|Map from the Diamond State Land Development Company|
The business venture in question was called the Diamond State Land Development Company, and Lake tells us that it was a joint venture between the Jackson and Mitchell families in 1880. I'm not sure exactly who all was involved, but I'm confident that the main players were John G. Jackson and John Mitchell. As detailed in the post about Mitchell, he had already bought, renovated, and resold a number of properties by then (sort like a 19th Century flipper), so real estate was familiar to him. By 1880, both men were 62 years old (they were the same age) and comfortably well-off. Both were raised with strong Quaker morals and both displayed those morals throughout their lives. As they approached their retirement years, it's not surprising that both men would be looking for a way to use their means and talents to better their community, and assist those less fortunate than themselves.

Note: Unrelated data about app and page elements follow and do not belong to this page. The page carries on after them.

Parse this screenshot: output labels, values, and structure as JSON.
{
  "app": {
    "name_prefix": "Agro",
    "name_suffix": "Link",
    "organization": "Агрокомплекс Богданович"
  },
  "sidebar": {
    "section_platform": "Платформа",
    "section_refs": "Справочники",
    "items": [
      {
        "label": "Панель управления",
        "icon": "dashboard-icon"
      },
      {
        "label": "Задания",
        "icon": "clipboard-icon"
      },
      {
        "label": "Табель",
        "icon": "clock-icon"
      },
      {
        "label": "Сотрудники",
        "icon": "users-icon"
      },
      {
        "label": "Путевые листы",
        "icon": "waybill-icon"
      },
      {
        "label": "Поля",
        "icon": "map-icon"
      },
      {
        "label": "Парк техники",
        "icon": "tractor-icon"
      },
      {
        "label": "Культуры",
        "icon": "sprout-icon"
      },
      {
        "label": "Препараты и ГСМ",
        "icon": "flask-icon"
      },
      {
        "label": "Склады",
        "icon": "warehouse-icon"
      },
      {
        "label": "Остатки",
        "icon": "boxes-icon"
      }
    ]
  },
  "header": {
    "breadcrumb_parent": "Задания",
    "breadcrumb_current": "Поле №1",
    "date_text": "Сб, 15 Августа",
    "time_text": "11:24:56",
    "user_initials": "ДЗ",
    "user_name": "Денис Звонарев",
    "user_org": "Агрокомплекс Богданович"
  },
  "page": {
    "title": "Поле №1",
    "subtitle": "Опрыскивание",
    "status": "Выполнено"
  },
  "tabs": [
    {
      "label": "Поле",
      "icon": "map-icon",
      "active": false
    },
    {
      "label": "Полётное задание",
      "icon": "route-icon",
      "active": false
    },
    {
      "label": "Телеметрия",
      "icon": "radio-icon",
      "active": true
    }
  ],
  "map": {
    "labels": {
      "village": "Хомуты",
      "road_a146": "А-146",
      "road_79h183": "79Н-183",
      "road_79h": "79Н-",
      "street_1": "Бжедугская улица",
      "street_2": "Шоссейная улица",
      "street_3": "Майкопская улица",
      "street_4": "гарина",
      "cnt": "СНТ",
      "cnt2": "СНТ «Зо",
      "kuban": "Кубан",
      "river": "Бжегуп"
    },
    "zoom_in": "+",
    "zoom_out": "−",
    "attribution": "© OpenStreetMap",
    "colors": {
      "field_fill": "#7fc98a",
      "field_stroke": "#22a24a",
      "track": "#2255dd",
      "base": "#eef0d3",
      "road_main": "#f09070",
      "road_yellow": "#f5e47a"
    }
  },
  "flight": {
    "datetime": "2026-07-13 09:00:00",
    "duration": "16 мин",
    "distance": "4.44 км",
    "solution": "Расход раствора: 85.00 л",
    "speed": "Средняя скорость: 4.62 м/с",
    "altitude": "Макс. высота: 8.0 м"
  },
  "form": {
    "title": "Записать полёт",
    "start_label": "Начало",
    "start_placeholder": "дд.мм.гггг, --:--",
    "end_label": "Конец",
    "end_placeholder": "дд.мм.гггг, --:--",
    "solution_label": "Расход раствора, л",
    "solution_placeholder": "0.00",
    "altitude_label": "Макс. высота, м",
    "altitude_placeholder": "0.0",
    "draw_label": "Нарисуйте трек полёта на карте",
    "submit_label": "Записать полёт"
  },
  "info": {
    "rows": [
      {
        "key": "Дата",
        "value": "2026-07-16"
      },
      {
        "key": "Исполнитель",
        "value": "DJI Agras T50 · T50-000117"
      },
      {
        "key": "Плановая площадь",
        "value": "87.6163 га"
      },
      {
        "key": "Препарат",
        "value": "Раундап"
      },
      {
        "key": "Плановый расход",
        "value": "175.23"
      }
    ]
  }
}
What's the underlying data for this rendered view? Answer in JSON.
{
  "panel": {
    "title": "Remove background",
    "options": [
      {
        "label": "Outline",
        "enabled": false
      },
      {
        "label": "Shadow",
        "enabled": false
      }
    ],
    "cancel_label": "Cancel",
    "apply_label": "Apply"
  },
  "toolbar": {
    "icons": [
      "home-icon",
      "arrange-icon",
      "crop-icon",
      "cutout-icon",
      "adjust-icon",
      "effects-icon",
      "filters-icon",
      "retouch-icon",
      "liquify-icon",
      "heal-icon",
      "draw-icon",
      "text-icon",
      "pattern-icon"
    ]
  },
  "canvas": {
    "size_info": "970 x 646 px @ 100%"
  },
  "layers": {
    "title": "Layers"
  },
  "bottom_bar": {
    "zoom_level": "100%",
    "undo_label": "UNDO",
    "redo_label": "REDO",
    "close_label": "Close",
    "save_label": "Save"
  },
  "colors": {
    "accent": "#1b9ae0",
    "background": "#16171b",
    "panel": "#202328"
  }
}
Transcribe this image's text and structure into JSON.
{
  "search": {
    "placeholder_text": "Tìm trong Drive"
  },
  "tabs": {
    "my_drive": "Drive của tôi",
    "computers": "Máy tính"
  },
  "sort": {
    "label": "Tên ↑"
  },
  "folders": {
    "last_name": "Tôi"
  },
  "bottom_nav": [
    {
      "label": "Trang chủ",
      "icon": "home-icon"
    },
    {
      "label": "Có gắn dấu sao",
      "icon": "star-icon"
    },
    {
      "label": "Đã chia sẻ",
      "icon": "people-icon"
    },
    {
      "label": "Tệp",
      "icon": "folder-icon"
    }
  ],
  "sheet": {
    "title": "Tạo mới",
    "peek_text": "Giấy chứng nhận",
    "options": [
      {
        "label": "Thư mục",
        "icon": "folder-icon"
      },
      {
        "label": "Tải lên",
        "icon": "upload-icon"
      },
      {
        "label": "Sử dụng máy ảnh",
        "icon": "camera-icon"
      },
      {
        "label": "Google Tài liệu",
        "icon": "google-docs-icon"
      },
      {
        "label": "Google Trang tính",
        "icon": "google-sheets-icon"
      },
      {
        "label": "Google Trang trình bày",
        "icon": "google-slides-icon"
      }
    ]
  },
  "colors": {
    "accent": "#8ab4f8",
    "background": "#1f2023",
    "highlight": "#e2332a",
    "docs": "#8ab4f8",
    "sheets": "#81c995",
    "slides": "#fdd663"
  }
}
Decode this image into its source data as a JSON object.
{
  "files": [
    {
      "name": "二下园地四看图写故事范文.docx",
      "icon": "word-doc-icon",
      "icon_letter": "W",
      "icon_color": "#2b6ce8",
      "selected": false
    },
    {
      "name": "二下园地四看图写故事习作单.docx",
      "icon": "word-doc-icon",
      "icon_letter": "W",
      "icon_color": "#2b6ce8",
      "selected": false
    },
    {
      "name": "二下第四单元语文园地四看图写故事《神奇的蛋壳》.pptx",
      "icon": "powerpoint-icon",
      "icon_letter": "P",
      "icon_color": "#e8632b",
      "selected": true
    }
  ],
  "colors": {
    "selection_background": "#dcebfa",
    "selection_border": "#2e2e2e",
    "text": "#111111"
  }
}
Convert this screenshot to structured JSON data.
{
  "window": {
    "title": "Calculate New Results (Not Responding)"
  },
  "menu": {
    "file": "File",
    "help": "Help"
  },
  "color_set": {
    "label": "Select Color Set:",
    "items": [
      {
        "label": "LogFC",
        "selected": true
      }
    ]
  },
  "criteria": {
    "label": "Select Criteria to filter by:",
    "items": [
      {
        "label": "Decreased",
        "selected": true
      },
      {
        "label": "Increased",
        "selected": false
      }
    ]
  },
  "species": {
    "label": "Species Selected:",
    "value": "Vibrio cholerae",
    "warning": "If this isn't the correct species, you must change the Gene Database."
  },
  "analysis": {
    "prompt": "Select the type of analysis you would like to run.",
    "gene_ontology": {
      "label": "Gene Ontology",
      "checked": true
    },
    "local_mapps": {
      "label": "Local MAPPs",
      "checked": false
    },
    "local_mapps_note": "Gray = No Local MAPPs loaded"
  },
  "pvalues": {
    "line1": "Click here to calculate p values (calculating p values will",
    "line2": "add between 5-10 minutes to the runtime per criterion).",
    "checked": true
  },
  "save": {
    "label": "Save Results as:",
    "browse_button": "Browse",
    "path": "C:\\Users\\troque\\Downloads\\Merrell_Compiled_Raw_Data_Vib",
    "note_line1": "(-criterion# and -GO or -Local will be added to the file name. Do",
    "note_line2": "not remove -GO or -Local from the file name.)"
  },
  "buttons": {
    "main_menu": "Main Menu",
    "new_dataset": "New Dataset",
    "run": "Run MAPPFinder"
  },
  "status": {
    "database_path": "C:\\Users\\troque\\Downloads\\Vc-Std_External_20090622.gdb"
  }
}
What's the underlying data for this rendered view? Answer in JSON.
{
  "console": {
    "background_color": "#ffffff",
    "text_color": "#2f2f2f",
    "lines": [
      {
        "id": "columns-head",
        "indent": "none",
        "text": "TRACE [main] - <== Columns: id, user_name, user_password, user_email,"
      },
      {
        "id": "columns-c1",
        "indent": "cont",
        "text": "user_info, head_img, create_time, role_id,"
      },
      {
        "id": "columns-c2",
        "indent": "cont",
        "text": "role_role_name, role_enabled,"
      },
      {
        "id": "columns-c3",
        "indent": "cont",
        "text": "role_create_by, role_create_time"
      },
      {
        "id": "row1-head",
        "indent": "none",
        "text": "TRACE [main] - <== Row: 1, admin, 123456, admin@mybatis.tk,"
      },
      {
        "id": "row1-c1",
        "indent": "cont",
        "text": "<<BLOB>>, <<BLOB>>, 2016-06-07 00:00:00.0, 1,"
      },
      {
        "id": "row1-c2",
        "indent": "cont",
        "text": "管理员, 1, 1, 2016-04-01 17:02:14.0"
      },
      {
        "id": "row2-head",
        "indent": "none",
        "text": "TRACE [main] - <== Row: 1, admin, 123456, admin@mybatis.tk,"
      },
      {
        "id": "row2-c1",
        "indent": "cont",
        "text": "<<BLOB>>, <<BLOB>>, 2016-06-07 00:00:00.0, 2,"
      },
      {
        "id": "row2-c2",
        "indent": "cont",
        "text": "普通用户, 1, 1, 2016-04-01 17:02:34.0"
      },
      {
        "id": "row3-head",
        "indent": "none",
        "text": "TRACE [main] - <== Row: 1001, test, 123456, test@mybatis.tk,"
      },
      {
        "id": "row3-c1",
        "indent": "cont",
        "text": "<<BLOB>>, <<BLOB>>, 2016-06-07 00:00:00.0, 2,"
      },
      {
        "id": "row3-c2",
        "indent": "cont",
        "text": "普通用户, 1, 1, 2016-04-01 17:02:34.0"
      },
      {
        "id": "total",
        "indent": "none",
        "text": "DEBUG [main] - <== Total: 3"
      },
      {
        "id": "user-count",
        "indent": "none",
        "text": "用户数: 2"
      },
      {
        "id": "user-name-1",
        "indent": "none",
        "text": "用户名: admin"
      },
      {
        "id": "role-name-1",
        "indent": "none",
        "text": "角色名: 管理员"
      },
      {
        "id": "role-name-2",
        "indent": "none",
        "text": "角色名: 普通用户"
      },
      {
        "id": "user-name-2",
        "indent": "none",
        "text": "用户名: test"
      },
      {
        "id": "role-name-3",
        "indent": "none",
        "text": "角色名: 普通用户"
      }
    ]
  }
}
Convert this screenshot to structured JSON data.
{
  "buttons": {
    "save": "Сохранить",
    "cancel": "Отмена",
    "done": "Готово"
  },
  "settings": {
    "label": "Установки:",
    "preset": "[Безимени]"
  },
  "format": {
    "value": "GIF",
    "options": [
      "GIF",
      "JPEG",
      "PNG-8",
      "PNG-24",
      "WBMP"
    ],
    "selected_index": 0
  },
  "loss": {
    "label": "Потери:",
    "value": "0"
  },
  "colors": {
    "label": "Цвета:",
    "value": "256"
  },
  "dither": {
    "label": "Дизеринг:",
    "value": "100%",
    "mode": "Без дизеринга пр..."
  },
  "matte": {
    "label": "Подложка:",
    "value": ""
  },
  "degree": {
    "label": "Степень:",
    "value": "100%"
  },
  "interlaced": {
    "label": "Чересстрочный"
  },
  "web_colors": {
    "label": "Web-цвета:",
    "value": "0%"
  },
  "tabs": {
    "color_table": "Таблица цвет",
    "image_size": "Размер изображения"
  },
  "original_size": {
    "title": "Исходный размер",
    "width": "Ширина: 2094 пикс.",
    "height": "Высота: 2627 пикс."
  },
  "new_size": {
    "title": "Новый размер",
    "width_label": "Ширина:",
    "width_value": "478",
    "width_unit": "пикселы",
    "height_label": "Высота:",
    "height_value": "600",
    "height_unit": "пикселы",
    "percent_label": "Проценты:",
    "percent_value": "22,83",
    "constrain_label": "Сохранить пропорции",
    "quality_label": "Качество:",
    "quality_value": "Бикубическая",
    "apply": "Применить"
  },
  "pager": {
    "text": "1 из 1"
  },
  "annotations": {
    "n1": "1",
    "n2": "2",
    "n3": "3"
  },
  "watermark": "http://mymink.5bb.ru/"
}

What these two leading men of Hockessin came up with was a plan to address a problem still very much with us today -- adequate housing for the working class. Their solution was to construct a new housing development and to form a company that, as Lake says, "sold lots to, and secured mortgages for, low income families who, under normal circumstances, could not hope to become homeowners." The idea of workers' housing was not new, but usually it was associated with a particular mill or factory, not as a stand-alone operation. It was (I believe) unusual for working-class housing to be constructed in such a non-urban area. Slightly more common were neighborhoods like Wilmington's Forty-Acres, developed some fifteen years earlier by another Hockessin native, Joshua T. Heald.
One thing that certainly made the concept of the Diamond State Land Development Company easier to implement was that the men involved already owned the land. Jackson and Mitchell's working-class development was to be located southeast of Valley Road, northeast of Evanson Road, and south of the Wilmington & Western tracks. This tract may have been entirely on Jackson's property, although it's possible that the southern part could have been Mitchell's. He (Mitchell) definitely owned land on the other side of Evanson Road. The land appropriated for Diamond State was also adjacent to Jackson's lime quarries and kiln, which it appears he may have sold as early as about 1870.* The quarry remained in operation until 1880, the same year as this venture. If and how the closing of the lime business relates to Diamond State is unclear. The quarry and kiln probably would have been located in the two blank sections on the map, just below the railroad tracks.
The map shows about 120 lots in the development, of various sizes. These were to be sold to "low income families" who would normally have difficulty securing mortgages. I presume this means that Jackson and Mitchell were somehow financing or subsidizing the mortgages, or at least were lending with relaxed standards. It's not stated exactly who these families were to be, but one can make some educated guesses. Lower income families (presumably white, although that's not stated one way or the other*) in the area likely would have included farm laborers, workers in the kaolin clay mines, lime quarry workers, employees in the nearby mills on Red Clay Creek, and various tradesmen. It's hard to tell for sure, since the project never materialized in full form.
|Current parcels in part of the Diamond State tract|
That raises the biggest unknown about the Diamond State venture. What happened to it? Why wasn't it completed? Was it a larger economic reason in the country or the region? Was it a specific problem that Jackson and/or Mitchell ran into? Were they unable to get funding they were counting on, or was it more difficult than they anticipated to find buyers? Hopefully someday more information will be found about the Diamond State Land Development Company, and more light can be shed on this fascinating piece of Mill Creek Hundred history.
Additional Facts and Related Thoughts:
- The history of the Jackson Lime Company will need further investigation at another time. In his book, Lake seems to think that it may have been operated by a company called Stone, Thompson, & Co. after about 1870. However, in the 1880 Census John G. Jackson's occupation is listed as "Superintendent in Lime Works".
- And I wouldn't completely assume that it was meant as a white's-only development. After all, included in the area covered by the map was or would soon be several important African-American institutions, including the Chippey Chapel, the old Hockessin Colored School, and the newer Hockessin Colored School #107C.